NCJ Number
Date Published
January 2017
12 pages
This study mathematically compared the loss and similarity of randomly acquired characteristics (RACs) in high quality exemplars of footwear compared with crime-scene-like quality impressions as a function of randomly acquired characteristics (RACs) of shape, perimeter, area, and common source.

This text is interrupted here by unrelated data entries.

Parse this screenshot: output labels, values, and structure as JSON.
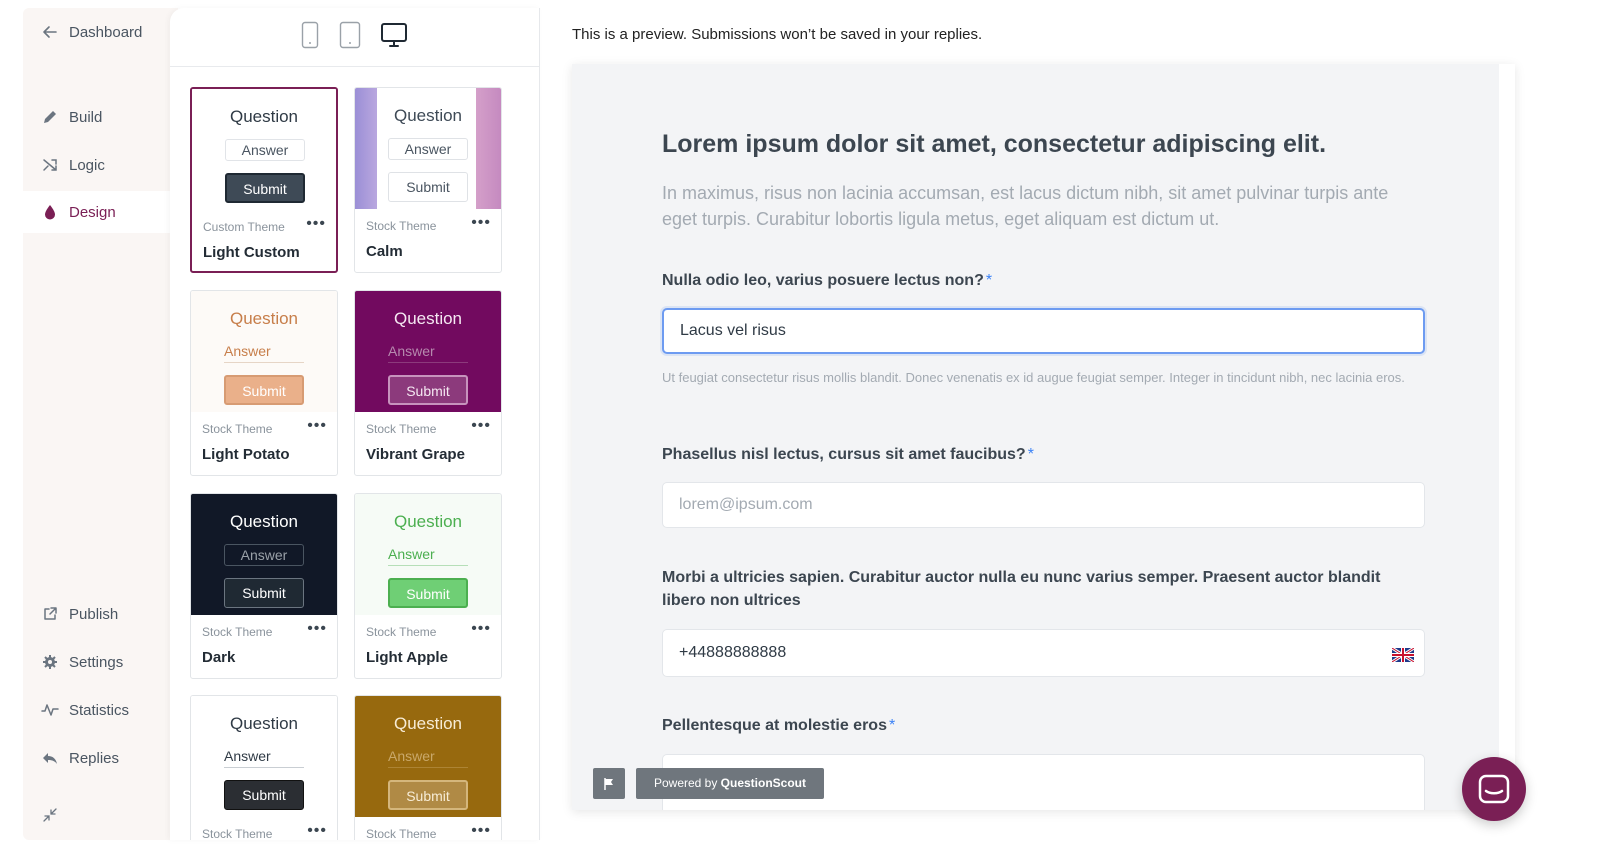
{
  "sidebar": {
    "dashboard": "Dashboard",
    "build": "Build",
    "logic": "Logic",
    "design": "Design",
    "publish": "Publish",
    "settings": "Settings",
    "statistics": "Statistics",
    "replies": "Replies"
  },
  "themes": [
    {
      "question": "Question",
      "answer": "Answer",
      "submit": "Submit",
      "meta": "Custom Theme",
      "name": "Light Custom",
      "dots": "•••"
    },
    {
      "question": "Question",
      "answer": "Answer",
      "submit": "Submit",
      "meta": "Stock Theme",
      "name": "Calm",
      "dots": "•••"
    },
    {
      "question": "Question",
      "answer": "Answer",
      "submit": "Submit",
      "meta": "Stock Theme",
      "name": "Light Potato",
      "dots": "•••"
    },
    {
      "question": "Question",
      "answer": "Answer",
      "submit": "Submit",
      "meta": "Stock Theme",
      "name": "Vibrant Grape",
      "dots": "•••"
    },
    {
      "question": "Question",
      "answer": "Answer",
      "submit": "Submit",
      "meta": "Stock Theme",
      "name": "Dark",
      "dots": "•••"
    },
    {
      "question": "Question",
      "answer": "Answer",
      "submit": "Submit",
      "meta": "Stock Theme",
      "name": "Light Apple",
      "dots": "•••"
    },
    {
      "question": "Question",
      "answer": "Answer",
      "submit": "Submit",
      "meta": "Stock Theme",
      "name": "",
      "dots": "•••"
    },
    {
      "question": "Question",
      "answer": "Answer",
      "submit": "Submit",
      "meta": "Stock Theme",
      "name": "",
      "dots": "•••"
    }
  ],
  "preview": {
    "note": "This is a preview. Submissions won’t be saved in your replies.",
    "title": "Lorem ipsum dolor sit amet, consectetur adipiscing elit.",
    "description": "In maximus, risus non lacinia accumsan, est lacus dictum nibh, sit amet pulvinar turpis ante eget turpis. Curabitur lobortis ligula metus, eget aliquam est dictum ut.",
    "q1_label": "Nulla odio leo, varius posuere lectus non?",
    "q1_value": "Lacus vel risus",
    "q1_hint": "Ut feugiat consectetur risus mollis blandit. Donec venenatis ex id augue feugiat semper. Integer in tincidunt nibh, nec lacinia eros.",
    "q2_label": "Phasellus nisl lectus, cursus sit amet faucibus?",
    "q2_placeholder": "lorem@ipsum.com",
    "q3_label": "Morbi a ultricies sapien. Curabitur auctor nulla eu nunc varius semper. Praesent auctor blandit libero non ultrices",
    "q3_value": "+44888888888",
    "q4_label": "Pellentesque at molestie eros",
    "required_mark": "*",
    "powered_prefix": "Powered by ",
    "powered_brand": "QuestionScout"
  },
  "colors": {
    "accent": "#7a1f55",
    "required": "#3b82f6",
    "focus_border": "#6d9bf1"
  }
}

Forensic footwear evidence can prove invaluable to the resolution of a criminal investigation. Naturally, the value of a comparison varies with the rarity of the evidence, which is a function of both manufactured as well as randomly acquired characteristics (RACs). When focused specifically on the latter of these two types of features, empirical evidence demonstrates high discriminating power for the differentiation of known match and known non-match samples when presented with exemplars of high quality and exhibiting a sufficient number of clear and complex RACs; however, given the dynamic and unpredictable nature of the media, substrate, and deposition process encountered during the commission of a crime, RACs on crime scene prints are expected to exhibit a large range of variability in terms of reproducibility, clarity, and quality. Although the pattern-recognition skill of the expert examiner is adept at recognizing and evaluating this type of natural variation, there is little research to suggest that objective and numerical metrics can globally process this variation when presented with RACs from degraded crime scene quality prints. Results of the current study indicate that the unpredictable conditions associated with crime scene print production promotes RAC loss that varies between 33 percent and 100 percent with an average of 85 percent, and that when the entire outsole is taken as a constellation of features (or a RAC map), 64 percent of the crime-scene-like impressions exhibited 10 or fewer RACs, resulting in a 0.72 probability of stochastic dominance. Given this, individual RAC description and correspondence were further explored using five simple, but objective, numerical metrics of similarity. Statistically significant differences in similarity scores for RAC shape and size were consistently detected for three of the five metrics (modified phase only correlation, Euclidean distance, and Hausdorff distance). Conversely, a single metric (the matched filter) expressed the least dependence between score and both shape and size. Moreover, for all crime-scene-like RACs with coincidental association in position, the matched filter produced the greatest discrimination potential in sorting known matches and known non-matches. Despite this demonstrated success, numerical metrics of similarity are not without limitations, and the remainder of this work provides commentary on the difficulties associated with using objective metrics when faced with segmentation, incomplete information, and low signal-to-noise ratios. (Publisher abstract modified)
Date Published: January 1, 2017